Simple enjoyment of quality writing
Getting lost in a character
Moments of incredible insight
Having an experience that you can't describe with words, only vague hand motions
Winner of the National Book Award - a "eerie, brilliant, and touching" (New York Times) family drama about mass culture and the numbing effects of technology Jack Gladney teaches Hitler studies at a liberal arts college in Middle America where his colleagues include New York expatriates who want to immerse themselves in "American magic and dread." Jack and his fourth wife, Babette, bound by their love, fear of death, and four ultramodern offspring, navigate the usual rocky passages of family life to the background babble of brand-name consumerism.
Then a lethal black chemical cloud floats over their lives, an "airborne toxic event" unleashed by an industrial accident. The menacing cloud is a more urgent and visible version of the "white noise" engulfing the Gladney family--radio transmissions, sirens, microwaves, ultrasonic appliances, and TV murmerings--pulsing with life, yet heralding the danger of death.

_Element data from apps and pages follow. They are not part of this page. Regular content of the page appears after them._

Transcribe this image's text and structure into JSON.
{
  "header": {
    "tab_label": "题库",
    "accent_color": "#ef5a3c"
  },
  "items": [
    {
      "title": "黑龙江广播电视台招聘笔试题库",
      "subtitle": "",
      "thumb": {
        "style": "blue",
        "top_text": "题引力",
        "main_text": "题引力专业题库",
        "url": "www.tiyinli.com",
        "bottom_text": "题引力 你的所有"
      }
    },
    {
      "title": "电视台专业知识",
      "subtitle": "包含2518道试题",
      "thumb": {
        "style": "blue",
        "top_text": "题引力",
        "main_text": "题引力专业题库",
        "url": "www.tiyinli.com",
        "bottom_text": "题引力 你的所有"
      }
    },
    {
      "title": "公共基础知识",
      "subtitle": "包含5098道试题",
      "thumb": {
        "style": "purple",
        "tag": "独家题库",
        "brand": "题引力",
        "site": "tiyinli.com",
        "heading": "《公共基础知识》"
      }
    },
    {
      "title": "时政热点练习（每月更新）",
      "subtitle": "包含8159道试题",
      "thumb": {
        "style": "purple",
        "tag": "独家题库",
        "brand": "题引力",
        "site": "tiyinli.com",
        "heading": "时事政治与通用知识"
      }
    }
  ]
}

About the Author
Don DeLillo has written sixteen novels, including White Noise, which won the National Book Award. It was followed by Libra, his bestselling novel about the assassination of President Kennedy; Mao II, which won the Pen/Faulkner Award for Fiction; and the bestselling Underworld, which in 2000 won the Howells Medal of the American Academy of Arts and Letters. In 1999, DeLillo was awarded the Jerusalem Prize, given to a writer whose work expresses the theme of freedom of the individual in society. In 2010 DeLillo became the third author to receive the PEN/Saul Bellow Award for Achievement in American Fiction. He was awarded the Library of Congress Prize for American Fiction in 2013, and the National Book Foundation's Medal for Distinguished Contribution to American Letters in 2015.